> _Work to be completed_:
The full listing, copied exactly and free of pictures, is the expected reply.

———

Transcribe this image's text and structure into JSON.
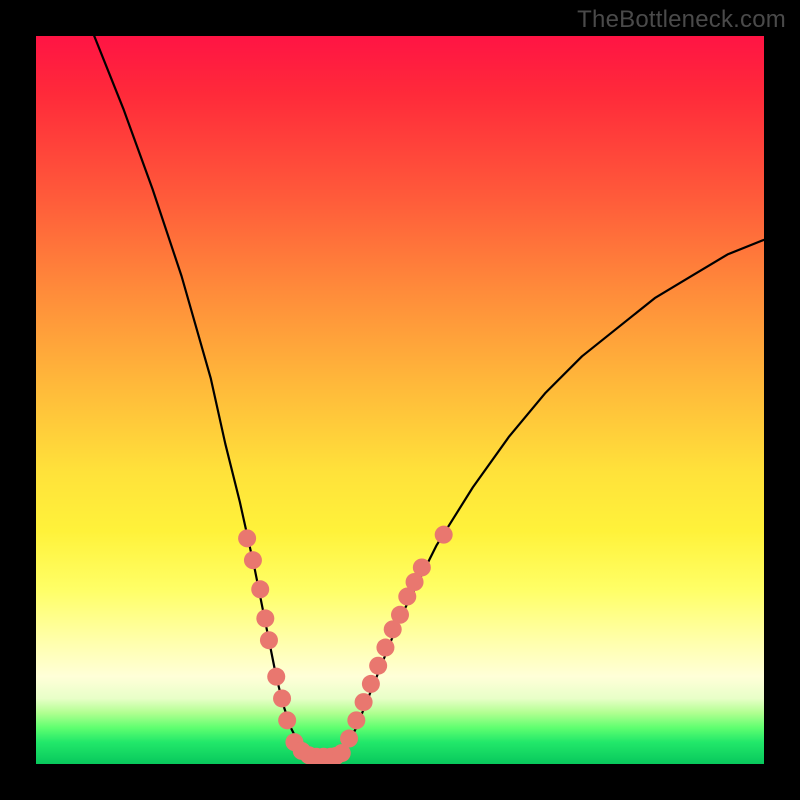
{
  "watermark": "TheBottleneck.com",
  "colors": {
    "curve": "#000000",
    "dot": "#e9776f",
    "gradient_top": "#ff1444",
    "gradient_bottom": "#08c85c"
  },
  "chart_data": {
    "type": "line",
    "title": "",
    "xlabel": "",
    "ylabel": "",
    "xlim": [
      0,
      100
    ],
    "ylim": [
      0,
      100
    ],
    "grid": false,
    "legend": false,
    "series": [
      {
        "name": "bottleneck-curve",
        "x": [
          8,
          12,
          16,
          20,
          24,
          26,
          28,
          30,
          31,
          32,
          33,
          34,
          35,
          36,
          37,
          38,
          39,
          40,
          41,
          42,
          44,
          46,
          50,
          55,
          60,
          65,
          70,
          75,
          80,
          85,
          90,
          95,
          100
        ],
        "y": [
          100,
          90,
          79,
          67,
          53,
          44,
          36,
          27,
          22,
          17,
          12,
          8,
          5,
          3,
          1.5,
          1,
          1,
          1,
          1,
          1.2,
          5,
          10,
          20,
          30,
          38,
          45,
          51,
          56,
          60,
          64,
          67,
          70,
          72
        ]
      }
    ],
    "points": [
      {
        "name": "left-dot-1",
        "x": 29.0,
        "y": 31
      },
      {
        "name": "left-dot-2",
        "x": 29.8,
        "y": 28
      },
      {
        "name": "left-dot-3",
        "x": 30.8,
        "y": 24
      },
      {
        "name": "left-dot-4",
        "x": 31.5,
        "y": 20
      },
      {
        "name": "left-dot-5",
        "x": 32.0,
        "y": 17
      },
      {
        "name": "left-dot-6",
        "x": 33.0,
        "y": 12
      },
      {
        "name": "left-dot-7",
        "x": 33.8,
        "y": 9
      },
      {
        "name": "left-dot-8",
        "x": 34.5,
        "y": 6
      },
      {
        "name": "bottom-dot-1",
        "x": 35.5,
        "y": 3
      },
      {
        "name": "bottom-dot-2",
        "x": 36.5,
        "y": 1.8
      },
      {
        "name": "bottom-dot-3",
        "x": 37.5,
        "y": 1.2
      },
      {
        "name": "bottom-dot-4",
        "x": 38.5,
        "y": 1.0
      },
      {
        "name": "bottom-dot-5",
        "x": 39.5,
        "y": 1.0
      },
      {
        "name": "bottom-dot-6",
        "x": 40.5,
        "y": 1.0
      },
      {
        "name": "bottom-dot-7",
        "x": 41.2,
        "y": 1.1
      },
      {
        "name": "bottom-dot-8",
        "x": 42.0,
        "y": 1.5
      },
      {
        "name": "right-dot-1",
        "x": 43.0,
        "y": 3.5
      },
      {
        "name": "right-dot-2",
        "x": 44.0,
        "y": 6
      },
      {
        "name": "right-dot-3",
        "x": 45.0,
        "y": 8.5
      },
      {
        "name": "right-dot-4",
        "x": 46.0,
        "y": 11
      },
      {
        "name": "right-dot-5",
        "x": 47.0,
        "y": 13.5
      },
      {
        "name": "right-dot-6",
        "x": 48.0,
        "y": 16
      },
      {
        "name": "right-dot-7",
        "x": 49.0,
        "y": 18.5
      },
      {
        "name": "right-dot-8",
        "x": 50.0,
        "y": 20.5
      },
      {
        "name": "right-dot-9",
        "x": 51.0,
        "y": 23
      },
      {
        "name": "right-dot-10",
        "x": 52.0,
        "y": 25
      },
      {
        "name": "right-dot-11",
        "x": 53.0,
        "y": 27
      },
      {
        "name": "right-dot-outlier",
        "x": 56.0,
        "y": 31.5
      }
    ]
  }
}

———

> _Answer space_:
Transcribe this image's text and structure into JSON.
{
  "watermark": "TheBottleneck.com",
  "colors": {
    "curve": "#000000",
    "dot": "#e9776f",
    "gradient_top": "#ff1444",
    "gradient_bottom": "#08c85c"
  },
  "chart_data": {
    "type": "line",
    "title": "",
    "xlabel": "",
    "ylabel": "",
    "xlim": [
      0,
      100
    ],
    "ylim": [
      0,
      100
    ],
    "grid": false,
    "legend": false,
    "series": [
      {
        "name": "bottleneck-curve",
        "x": [
          8,
          12,
          16,
          20,
          24,
          26,
          28,
          30,
          31,
          32,
          33,
          34,
          35,
          36,
          37,
          38,
          39,
          40,
          41,
          42,
          44,
          46,
          50,
          55,
          60,
          65,
          70,
          75,
          80,
          85,
          90,
          95,
          100
        ],
        "y": [
          100,
          90,
          79,
          67,
          53,
          44,
          36,
          27,
          22,
          17,
          12,
          8,
          5,
          3,
          1.5,
          1,
          1,
          1,
          1,
          1.2,
          5,
          10,
          20,
          30,
          38,
          45,
          51,
          56,
          60,
          64,
          67,
          70,
          72
        ]
      }
    ],
    "points": [
      {
        "name": "left-dot-1",
        "x": 29.0,
        "y": 31
      },
      {
        "name": "left-dot-2",
        "x": 29.8,
        "y": 28
      },
      {
        "name": "left-dot-3",
        "x": 30.8,
        "y": 24
      },
      {
        "name": "left-dot-4",
        "x": 31.5,
        "y": 20
      },
      {
        "name": "left-dot-5",
        "x": 32.0,
        "y": 17
      },
      {
        "name": "left-dot-6",
        "x": 33.0,
        "y": 12
      },
      {
        "name": "left-dot-7",
        "x": 33.8,
        "y": 9
      },
      {
        "name": "left-dot-8",
        "x": 34.5,
        "y": 6
      },
      {
        "name": "bottom-dot-1",
        "x": 35.5,
        "y": 3
      },
      {
        "name": "bottom-dot-2",
        "x": 36.5,
        "y": 1.8
      },
      {
        "name": "bottom-dot-3",
        "x": 37.5,
        "y": 1.2
      },
      {
        "name": "bottom-dot-4",
        "x": 38.5,
        "y": 1.0
      },
      {
        "name": "bottom-dot-5",
        "x": 39.5,
        "y": 1.0
      },
      {
        "name": "bottom-dot-6",
        "x": 40.5,
        "y": 1.0
      },
      {
        "name": "bottom-dot-7",
        "x": 41.2,
        "y": 1.1
      },
      {
        "name": "bottom-dot-8",
        "x": 42.0,
        "y": 1.5
      },
      {
        "name": "right-dot-1",
        "x": 43.0,
        "y": 3.5
      },
      {
        "name": "right-dot-2",
        "x": 44.0,
        "y": 6
      },
      {
        "name": "right-dot-3",
        "x": 45.0,
        "y": 8.5
      },
      {
        "name": "right-dot-4",
        "x": 46.0,
        "y": 11
      },
      {
        "name": "right-dot-5",
        "x": 47.0,
        "y": 13.5
      },
      {
        "name": "right-dot-6",
        "x": 48.0,
        "y": 16
      },
      {
        "name": "right-dot-7",
        "x": 49.0,
        "y": 18.5
      },
      {
        "name": "right-dot-8",
        "x": 50.0,
        "y": 20.5
      },
      {
        "name": "right-dot-9",
        "x": 51.0,
        "y": 23
      },
      {
        "name": "right-dot-10",
        "x": 52.0,
        "y": 25
      },
      {
        "name": "right-dot-11",
        "x": 53.0,
        "y": 27
      },
      {
        "name": "right-dot-outlier",
        "x": 56.0,
        "y": 31.5
      }
    ]
  }
}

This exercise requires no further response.